Perhaps this is not breaking news – “Autumn arrives in New England.” But I felt compelled to point out to the rest of the world that just because the leaf-tracking Web site The Foliage Network has decided to drop Rhode Island from its deciduous tour, doesn’t mean the color is lacking in the Ocean State. According to the site:
Due to a lack of foliage spotters, we regret that we will no longer be covering Delaware, Minnesota and Rhode Island.
So that leaves it to Rhode Islanders to cover our own state. With help from my dog-eared copy of Neil Jorgensen’s “A Sierra Club Naturalist’s Guide” to southern New England, here’s a brief description of the showstoppers in our autumn landscape:

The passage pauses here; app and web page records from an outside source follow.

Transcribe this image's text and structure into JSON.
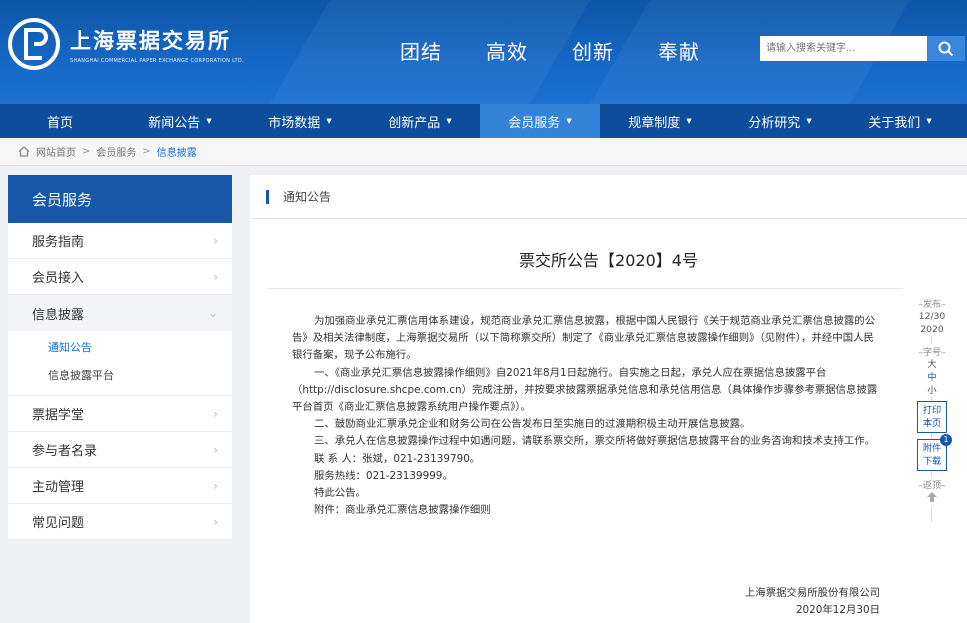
{
  "header": {
    "logo_cn": "上海票据交易所",
    "logo_en": "SHANGHAI COMMERCIAL PAPER EXCHANGE CORPORATION LTD.",
    "slogans": [
      "团结",
      "高效",
      "创新",
      "奉献"
    ],
    "search_placeholder": "请输入搜索关键字..."
  },
  "nav": [
    {
      "label": "首页",
      "caret": false
    },
    {
      "label": "新闻公告",
      "caret": true
    },
    {
      "label": "市场数据",
      "caret": true
    },
    {
      "label": "创新产品",
      "caret": true
    },
    {
      "label": "会员服务",
      "caret": true,
      "active": true
    },
    {
      "label": "规章制度",
      "caret": true
    },
    {
      "label": "分析研究",
      "caret": true
    },
    {
      "label": "关于我们",
      "caret": true
    }
  ],
  "breadcrumb": [
    "网站首页",
    "会员服务",
    "信息披露"
  ],
  "sidebar": {
    "title": "会员服务",
    "items": [
      {
        "label": "服务指南"
      },
      {
        "label": "会员接入"
      },
      {
        "label": "信息披露",
        "open": true,
        "sub": [
          {
            "label": "通知公告",
            "active": true
          },
          {
            "label": "信息披露平台"
          }
        ]
      },
      {
        "label": "票据学堂"
      },
      {
        "label": "参与者名录"
      },
      {
        "label": "主动管理"
      },
      {
        "label": "常见问题"
      }
    ]
  },
  "main": {
    "section": "通知公告",
    "title": "票交所公告【2020】4号",
    "p1": "为加强商业承兑汇票信用体系建设，规范商业承兑汇票信息披露，根据中国人民银行《关于规范商业承兑汇票信息披露的公告》及相关法律制度，上海票据交易所（以下简称票交所）制定了《商业承兑汇票信息披露操作细则》（见附件），并经中国人民银行备案，现予公布施行。",
    "p2": "一、《商业承兑汇票信息披露操作细则》自2021年8月1日起施行。自实施之日起，承兑人应在票据信息披露平台（http://disclosure.shcpe.com.cn）完成注册，并按要求披露票据承兑信息和承兑信用信息（具体操作步骤参考票据信息披露平台首页《商业汇票信息披露系统用户操作要点》）。",
    "p3": "二、鼓励商业汇票承兑企业和财务公司在公告发布日至实施日的过渡期积极主动开展信息披露。",
    "p4": "三、承兑人在信息披露操作过程中如遇问题，请联系票交所，票交所将做好票据信息披露平台的业务咨询和技术支持工作。",
    "contact": "联 系 人：张斌，021-23139790。",
    "hotline": "服务热线：021-23139999。",
    "notice": "特此公告。",
    "attachment": "附件：商业承兑汇票信息披露操作细则",
    "signer": "上海票据交易所股份有限公司",
    "sign_date": "2020年12月30日"
  },
  "tools": {
    "publish_label": "–发布–",
    "publish_date_1": "12/30",
    "publish_date_2": "2020",
    "font_label": "–字号–",
    "font_large": "大",
    "font_medium": "中",
    "font_small": "小",
    "print_1": "打印",
    "print_2": "本页",
    "attach_1": "附件",
    "attach_2": "下载",
    "attach_count": "1",
    "back_label": "–返顶–"
  }
}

The first to turn are the red maples – the Rhode Island state tree – in the swamps, glowing bright red and occasionally orange. Also early are the white ash found on uplands and stream banks, making a variety of distinctive colors from maroon to rust to a dark greenish red.
As the season moves on the bright orange of poison sumac adds to the warm look of swamps and bogs while twiggy tupelo turns an intense dark red on the edges of swamps and ponds. On the slopes of upland forest, red maples turn vivid orange, yellow and red, often hanging on until Halloween. The intense yellow of hickories, lacy in appearance, and the slightly duller canary of black birch will also come out during the middle fall period. Beech can be found in moist, shady sites, leafing light green to yellow to brown.

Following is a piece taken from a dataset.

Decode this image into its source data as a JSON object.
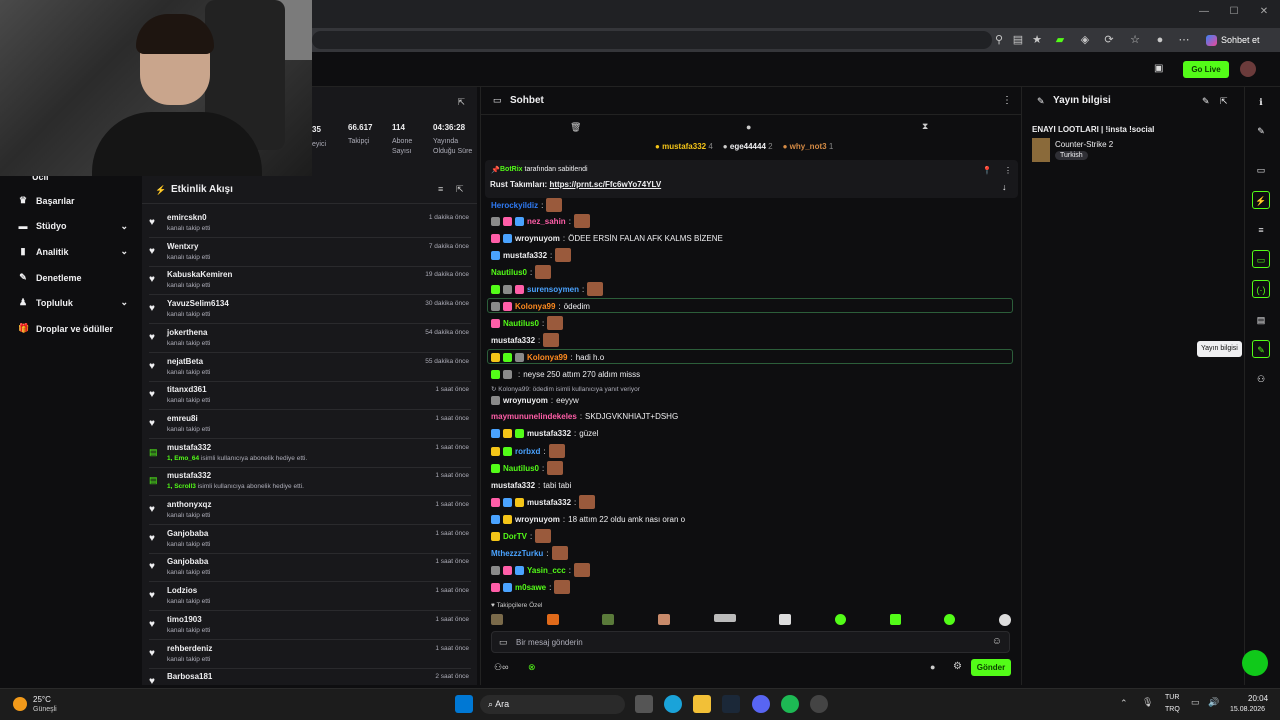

Sugar maples, the postage stamp tree of the New England autumn, pose for desk calendars on roadsides, in cemeteries and churchyards in their brilliant peach color. Alternating shades of yellow in old fields and waste grounds are often painted by quaking aspen alongside the pinkish-orange and yellowing sassafras (which also like the wood’s edge and dry spots). They are joined by Staghorn sumac, featuring vibrant orange turning to vivid red leaves, growing in large clumps suggesting a frozen fire. The middle season also features the purplish maroon maple-leaved viburnum, traditionally spotted in upland woods, especially among oaks.
Speaking of oaks, it is a species that sometimes gets short shrift when discussing New England’s fall foliage, but some autumns the oaks can be quite lustrous. Both red oak and black oak present variable colors, with the former generally reddish-brown and the latter mostly yellowish-brown, in canopy that has been known to last well into December in Rhode Island. Norway maple, the last of the maples to turn, goes out in a bright yellow flash while the last flush of fall is usually played by the wild cherry, gradually progressing from green to yellow. Even past peak, in their copper, rust and russet skins, the raw umber and burnt sienna remains of failed Crayola colors, the local leafscape is worth exploring, no matter what the Foliage Network says.
Because it’s not just the act of looking at a leaf that defines the season. It's the quest for color, an adventure of fresh-air encounters and surprising discoveries on rambling back roads that makes foliage seeking such a pleasure in New England. It’s all part of the region’s carnival of fall – days of fermented cider tasting, wood smoke ghosts writhing like dryads from chimney stacks, mutant pumpkins in the patch, obscene gourd shapes spilling out from handmade baskets, the scent and crunch of pine needles in the frosty forest. Leading to this week’s question: What is your favorite spot in Rhode Island for fall foliage?